The art is ver recognizable as Yuki’s, with longs of beautiful boys and long, stringy, flowing hair. You can tell this was written early in her career, as the art is rougher and not as refined as Godchild. It doesn’t look bad, but you can tell it’s not her latest work.

I wanted to like Angel Sanctuary, since I’ve enjoyed so many of Kaori Yuki’s other titles, but the first three volumes made it really hard. A little bit of angst I can take to establish a conflict. Spread it out over length of the story, such as Godchild does, if you must, but concentrating so much at the beginning really turns me away. I think I will investigate further volumes of this series, just to see where it goes, but I think I’ll borrow, or if it ever becomes available digitally. I want to know better what I’m getting before investing in a 20 volumes series, especially with such a shaky start.

Mixed Vegetables Volume 7

Leaving her internship at Sushi Hyuga to go on her family’s annual trip to France is the last thing Hanayu wants to do. On the other hand, a pastry-research trip in Europe is Hayato’s idea of a dream come true–can the two aspiring chefs ever catch a break? Plus, Hayato has become suspicious of patisserie assistant Maezawa, who has expressed an interest in Hanayu. As it turns out, both Hanayu and Hayato may have their wires crossed about what Maezawa is really after!

By: Ayumi Komura
Publisher: Viz Media
Age Rating: Teen
Genre: Romance/Food
Price: $9.99
Rating: ★★★☆☆

I read the first 2 preview chapters for this series back when Shojo Beat was still around, and wasn’t impressed. Further reviews from fellow reviewers didn’t inspire me to look further into the series, and I’m not a foodie, so this volume had three strikes against it going in. But it actually wasn’t so bad. There wasn’t anything great about it. It’s a fairly average title, but I didn’t regret the time I spent reading it.

Hanaya and Hayato, the leads that I found so annoying in the preview chapters of volume 1, aren’t so bad by this volume. Hanaya no longer has to plot to get Hayato to marry her, which is what I disliked so much about her initially. She and Hayato have admitted their feelings for each other, and by this volume, Hanaya is working in Hayato’s family sushi shop.
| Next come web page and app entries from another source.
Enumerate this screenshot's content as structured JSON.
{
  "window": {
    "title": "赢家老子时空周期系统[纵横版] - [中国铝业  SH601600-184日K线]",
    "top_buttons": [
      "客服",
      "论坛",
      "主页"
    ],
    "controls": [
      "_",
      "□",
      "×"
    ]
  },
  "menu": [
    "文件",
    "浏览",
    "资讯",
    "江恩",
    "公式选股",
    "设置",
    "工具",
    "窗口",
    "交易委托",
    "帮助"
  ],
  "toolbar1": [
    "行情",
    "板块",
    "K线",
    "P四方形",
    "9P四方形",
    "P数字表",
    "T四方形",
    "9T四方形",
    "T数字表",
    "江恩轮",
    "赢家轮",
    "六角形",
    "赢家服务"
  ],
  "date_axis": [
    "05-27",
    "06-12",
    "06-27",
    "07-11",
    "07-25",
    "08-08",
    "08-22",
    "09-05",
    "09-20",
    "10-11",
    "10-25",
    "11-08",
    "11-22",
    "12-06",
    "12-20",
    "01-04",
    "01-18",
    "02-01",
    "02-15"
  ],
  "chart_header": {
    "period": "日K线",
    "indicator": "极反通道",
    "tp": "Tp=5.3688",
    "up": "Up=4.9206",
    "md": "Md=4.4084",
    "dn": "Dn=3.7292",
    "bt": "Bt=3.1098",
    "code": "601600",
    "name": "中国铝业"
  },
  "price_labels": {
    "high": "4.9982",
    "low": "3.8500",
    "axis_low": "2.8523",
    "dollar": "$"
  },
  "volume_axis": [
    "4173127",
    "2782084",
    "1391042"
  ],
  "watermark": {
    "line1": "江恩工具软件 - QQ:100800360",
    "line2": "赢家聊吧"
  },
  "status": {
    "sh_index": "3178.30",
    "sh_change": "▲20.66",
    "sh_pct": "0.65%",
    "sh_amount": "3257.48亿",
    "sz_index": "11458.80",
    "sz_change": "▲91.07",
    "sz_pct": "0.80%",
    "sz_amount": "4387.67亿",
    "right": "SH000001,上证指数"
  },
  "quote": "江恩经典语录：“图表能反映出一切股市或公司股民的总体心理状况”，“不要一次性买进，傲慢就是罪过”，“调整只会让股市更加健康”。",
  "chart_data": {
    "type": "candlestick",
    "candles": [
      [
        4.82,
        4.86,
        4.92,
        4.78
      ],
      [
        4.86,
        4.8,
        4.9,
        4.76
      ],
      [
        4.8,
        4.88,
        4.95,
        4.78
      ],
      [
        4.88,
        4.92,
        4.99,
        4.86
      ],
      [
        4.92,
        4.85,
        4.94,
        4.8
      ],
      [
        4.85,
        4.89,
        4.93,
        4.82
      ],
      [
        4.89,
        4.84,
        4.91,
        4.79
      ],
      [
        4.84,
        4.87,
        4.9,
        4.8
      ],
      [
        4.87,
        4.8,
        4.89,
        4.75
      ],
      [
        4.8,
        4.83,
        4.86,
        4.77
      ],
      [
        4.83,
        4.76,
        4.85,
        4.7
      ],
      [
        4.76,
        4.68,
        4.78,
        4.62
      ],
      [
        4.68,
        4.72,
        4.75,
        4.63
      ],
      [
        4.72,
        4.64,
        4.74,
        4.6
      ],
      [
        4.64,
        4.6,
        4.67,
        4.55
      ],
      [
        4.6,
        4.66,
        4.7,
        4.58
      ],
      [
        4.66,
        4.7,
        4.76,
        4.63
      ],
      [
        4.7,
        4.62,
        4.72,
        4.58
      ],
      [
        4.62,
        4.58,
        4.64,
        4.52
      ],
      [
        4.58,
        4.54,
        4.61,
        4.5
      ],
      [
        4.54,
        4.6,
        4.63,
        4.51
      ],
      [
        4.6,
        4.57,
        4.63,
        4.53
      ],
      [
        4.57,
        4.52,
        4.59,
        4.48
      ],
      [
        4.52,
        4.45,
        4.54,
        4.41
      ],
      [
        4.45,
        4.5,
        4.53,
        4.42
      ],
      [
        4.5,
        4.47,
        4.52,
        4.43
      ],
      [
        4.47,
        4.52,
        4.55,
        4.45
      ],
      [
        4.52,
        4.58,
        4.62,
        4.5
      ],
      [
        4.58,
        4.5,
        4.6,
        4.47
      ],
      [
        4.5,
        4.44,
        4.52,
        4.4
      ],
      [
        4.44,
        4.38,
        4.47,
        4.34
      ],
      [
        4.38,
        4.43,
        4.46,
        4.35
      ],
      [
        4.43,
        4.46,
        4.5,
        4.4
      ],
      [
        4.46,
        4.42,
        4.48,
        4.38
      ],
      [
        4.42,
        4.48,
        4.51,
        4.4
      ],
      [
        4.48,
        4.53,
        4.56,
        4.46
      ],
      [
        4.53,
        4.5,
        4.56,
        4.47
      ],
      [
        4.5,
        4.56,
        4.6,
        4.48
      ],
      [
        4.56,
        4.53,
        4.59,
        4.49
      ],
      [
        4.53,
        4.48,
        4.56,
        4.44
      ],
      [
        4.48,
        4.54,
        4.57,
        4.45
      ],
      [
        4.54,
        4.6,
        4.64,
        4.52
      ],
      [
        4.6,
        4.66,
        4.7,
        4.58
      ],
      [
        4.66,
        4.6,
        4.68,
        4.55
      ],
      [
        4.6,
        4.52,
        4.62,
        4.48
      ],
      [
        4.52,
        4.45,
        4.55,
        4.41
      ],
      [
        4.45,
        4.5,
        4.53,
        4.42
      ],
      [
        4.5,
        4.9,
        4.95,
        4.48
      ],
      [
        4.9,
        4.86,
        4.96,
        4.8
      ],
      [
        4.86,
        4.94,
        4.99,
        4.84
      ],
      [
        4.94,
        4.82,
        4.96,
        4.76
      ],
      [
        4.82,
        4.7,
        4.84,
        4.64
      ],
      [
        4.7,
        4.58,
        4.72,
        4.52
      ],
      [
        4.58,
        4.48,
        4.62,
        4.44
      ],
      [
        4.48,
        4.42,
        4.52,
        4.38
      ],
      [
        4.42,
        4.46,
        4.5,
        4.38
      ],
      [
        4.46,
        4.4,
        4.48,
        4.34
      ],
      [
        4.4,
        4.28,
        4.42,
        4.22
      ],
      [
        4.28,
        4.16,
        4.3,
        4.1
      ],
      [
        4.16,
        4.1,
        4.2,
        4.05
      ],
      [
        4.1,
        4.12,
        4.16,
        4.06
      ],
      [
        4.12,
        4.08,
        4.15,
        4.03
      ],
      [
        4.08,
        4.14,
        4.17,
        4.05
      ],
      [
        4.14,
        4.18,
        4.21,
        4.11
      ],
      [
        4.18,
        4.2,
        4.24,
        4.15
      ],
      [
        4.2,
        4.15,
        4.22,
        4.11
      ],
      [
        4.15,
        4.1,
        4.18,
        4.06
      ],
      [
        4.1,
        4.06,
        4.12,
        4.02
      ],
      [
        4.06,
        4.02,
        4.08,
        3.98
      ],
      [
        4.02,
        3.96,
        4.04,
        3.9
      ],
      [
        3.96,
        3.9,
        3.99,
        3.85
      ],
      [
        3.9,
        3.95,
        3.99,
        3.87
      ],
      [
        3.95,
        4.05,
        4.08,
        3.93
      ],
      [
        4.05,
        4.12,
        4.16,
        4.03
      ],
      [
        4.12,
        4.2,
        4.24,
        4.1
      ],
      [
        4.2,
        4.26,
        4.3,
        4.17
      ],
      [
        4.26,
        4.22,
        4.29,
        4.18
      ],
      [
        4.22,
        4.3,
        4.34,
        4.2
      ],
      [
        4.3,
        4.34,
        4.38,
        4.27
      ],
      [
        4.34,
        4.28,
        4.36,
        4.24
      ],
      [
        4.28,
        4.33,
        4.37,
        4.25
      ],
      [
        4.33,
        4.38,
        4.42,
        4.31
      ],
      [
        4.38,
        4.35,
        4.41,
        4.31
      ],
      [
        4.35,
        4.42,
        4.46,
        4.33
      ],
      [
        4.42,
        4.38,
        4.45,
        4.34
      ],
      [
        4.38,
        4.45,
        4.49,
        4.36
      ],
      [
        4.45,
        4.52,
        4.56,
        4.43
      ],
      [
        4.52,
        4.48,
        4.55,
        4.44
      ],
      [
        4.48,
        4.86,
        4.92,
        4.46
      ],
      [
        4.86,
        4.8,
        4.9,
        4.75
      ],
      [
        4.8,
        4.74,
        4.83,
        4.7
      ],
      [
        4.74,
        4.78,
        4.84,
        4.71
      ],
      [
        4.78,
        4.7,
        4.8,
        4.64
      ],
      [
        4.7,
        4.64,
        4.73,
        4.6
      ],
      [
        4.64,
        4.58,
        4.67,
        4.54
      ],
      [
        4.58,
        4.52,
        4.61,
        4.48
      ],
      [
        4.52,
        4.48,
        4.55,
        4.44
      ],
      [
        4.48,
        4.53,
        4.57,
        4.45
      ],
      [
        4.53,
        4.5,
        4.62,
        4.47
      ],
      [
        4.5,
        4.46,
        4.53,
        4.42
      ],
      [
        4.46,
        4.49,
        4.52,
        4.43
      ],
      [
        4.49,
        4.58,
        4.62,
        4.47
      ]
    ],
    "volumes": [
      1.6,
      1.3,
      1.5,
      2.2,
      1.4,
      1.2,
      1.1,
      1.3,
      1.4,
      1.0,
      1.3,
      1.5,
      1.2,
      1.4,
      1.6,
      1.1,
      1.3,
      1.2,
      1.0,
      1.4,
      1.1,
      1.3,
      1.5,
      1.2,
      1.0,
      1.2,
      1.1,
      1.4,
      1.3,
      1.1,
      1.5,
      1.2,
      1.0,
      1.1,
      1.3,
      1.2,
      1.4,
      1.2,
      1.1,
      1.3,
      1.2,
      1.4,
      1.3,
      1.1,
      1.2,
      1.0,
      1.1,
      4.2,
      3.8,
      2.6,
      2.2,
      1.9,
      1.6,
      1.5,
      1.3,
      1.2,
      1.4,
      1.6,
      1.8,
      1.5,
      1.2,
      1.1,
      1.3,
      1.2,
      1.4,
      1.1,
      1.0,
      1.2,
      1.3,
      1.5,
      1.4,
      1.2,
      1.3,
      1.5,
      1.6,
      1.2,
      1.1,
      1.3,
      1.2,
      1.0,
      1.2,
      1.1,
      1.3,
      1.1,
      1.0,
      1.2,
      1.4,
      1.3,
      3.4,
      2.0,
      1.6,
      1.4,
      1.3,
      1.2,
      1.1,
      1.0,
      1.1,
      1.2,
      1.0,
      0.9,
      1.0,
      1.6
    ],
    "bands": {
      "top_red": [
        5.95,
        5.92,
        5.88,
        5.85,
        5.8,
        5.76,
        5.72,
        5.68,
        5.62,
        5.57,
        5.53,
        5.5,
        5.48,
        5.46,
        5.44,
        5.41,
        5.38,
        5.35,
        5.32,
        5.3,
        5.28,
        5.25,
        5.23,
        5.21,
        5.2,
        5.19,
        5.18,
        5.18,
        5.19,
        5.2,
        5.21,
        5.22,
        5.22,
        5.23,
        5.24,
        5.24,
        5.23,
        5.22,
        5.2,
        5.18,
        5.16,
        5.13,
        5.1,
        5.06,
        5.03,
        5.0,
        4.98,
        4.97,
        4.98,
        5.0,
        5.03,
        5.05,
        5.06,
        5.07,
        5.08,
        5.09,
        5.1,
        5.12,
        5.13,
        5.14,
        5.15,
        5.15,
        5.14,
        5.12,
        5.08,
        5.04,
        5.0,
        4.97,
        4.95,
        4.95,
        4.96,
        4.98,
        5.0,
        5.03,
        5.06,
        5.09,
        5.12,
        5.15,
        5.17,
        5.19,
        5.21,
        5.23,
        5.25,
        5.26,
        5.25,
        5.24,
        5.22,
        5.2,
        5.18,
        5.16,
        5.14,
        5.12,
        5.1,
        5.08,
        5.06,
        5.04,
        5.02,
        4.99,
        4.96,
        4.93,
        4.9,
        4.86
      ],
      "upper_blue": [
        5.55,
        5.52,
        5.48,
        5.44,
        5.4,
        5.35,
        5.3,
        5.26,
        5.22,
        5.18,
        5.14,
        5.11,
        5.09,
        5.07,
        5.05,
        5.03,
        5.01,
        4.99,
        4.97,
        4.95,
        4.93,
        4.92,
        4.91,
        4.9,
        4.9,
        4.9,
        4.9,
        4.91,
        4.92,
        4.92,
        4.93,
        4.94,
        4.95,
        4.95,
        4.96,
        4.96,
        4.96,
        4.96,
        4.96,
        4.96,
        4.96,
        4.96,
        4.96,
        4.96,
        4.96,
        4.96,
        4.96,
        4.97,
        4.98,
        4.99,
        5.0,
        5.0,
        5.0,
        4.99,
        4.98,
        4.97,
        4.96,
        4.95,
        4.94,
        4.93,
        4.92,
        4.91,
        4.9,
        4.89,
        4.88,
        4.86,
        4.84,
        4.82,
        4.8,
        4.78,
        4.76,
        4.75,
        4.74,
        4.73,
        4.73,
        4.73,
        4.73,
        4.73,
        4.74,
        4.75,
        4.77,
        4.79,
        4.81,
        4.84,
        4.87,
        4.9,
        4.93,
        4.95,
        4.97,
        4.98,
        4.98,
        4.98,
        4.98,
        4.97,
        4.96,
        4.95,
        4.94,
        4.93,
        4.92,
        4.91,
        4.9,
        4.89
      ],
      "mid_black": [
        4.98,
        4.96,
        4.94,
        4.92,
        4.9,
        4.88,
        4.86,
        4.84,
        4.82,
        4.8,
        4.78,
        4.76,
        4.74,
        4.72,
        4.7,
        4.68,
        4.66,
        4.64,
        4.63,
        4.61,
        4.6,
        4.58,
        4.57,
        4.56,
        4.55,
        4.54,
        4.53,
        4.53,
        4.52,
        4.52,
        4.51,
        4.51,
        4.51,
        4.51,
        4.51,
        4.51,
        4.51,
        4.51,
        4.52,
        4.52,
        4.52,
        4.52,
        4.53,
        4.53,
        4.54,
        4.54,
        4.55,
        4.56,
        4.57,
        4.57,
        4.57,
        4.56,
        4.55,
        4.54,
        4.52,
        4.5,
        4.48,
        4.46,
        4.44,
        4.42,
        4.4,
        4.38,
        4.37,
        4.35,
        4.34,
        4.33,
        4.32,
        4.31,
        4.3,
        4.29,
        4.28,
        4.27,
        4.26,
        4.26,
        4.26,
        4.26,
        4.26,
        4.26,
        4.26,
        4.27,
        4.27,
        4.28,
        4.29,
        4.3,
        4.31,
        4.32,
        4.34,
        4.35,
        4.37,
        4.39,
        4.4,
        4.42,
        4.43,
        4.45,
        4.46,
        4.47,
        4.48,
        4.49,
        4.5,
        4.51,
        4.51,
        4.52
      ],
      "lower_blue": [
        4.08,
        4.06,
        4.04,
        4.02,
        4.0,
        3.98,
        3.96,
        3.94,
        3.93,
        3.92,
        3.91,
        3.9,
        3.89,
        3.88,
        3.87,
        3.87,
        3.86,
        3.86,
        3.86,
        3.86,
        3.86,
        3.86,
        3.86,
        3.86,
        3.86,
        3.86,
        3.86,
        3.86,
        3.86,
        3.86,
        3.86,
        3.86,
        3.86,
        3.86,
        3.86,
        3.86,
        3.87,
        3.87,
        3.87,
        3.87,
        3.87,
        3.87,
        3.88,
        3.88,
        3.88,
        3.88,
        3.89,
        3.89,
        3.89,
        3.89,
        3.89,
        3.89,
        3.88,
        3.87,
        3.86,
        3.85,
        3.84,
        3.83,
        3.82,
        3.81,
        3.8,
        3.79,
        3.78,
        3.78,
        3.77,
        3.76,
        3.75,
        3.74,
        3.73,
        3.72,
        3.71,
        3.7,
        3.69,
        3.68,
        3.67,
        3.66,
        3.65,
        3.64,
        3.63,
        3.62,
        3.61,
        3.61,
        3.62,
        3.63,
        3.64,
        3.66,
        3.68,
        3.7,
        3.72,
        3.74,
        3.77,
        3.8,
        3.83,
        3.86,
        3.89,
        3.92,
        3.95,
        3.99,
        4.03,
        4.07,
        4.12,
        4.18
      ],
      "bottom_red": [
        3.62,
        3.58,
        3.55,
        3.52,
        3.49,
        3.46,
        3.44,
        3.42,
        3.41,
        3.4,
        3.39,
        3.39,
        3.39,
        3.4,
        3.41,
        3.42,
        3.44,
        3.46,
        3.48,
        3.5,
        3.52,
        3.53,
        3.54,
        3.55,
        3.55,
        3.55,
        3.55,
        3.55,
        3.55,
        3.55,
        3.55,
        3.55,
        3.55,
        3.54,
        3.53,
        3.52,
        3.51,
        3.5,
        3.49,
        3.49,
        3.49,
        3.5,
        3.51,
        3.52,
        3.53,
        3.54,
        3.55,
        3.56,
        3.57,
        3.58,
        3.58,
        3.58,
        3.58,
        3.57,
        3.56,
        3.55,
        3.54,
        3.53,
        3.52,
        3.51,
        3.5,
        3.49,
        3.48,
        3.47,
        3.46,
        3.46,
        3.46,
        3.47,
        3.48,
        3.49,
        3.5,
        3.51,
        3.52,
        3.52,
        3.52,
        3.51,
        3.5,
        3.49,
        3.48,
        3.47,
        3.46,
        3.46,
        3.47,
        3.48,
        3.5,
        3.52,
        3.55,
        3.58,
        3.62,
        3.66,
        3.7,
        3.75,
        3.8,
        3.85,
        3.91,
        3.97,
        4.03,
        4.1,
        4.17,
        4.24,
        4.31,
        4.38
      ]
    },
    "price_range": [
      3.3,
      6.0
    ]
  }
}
I found the characters much more likeable this time around, which greatly improved my reading experience.

Hanaya’s family plan a trip to France, and with Hanaya and Hayato trading places, each of them gets the chance to become immersed in their preferred environment. Hanaya, while already working at the Sushi shop, hasn’t actually been able to work in the kitchen. In this volume, she gets some time in, and shows her ability to combine foods and flavors that compliment each other, creating new and interesting dishes. Hayato gets to go on a pastry-tasting trip with Ashifuba, Hayana’s father, where he shows his ability to identify who made a pastry just by sight and flavor.

As is typical with any romance, there are forces seemingly conspiring to keep Hanaya and Hayato from staying together, especially now that they’ve decided to be together. The threat of Maizawa turns out to not actually be one, but the volume ends on a cliff hanger that just could. It’s actually a pretty cliché route to go, especially with the way the series has been set up. But it wasn’t poorly done, just not unexpected.

Overall, this volume wasn’t a bad read. It could have been worse, but it wasn’t an inspiring read either. There’s nothing really interesting about the characters in general. The lead characters particular talents are mildly interesting but not enough to really be a draw. Hanaya’s side of the story was definitely more entertaining. It focused more on the food and preparation than on the angst Hayato was facing. The art is average, but some of the characters are rather distinctive-looking. Maizawa comes to mind. I did like that as well. Mixed Vegetables isn’t a bad time killer, but it’s not a keeper.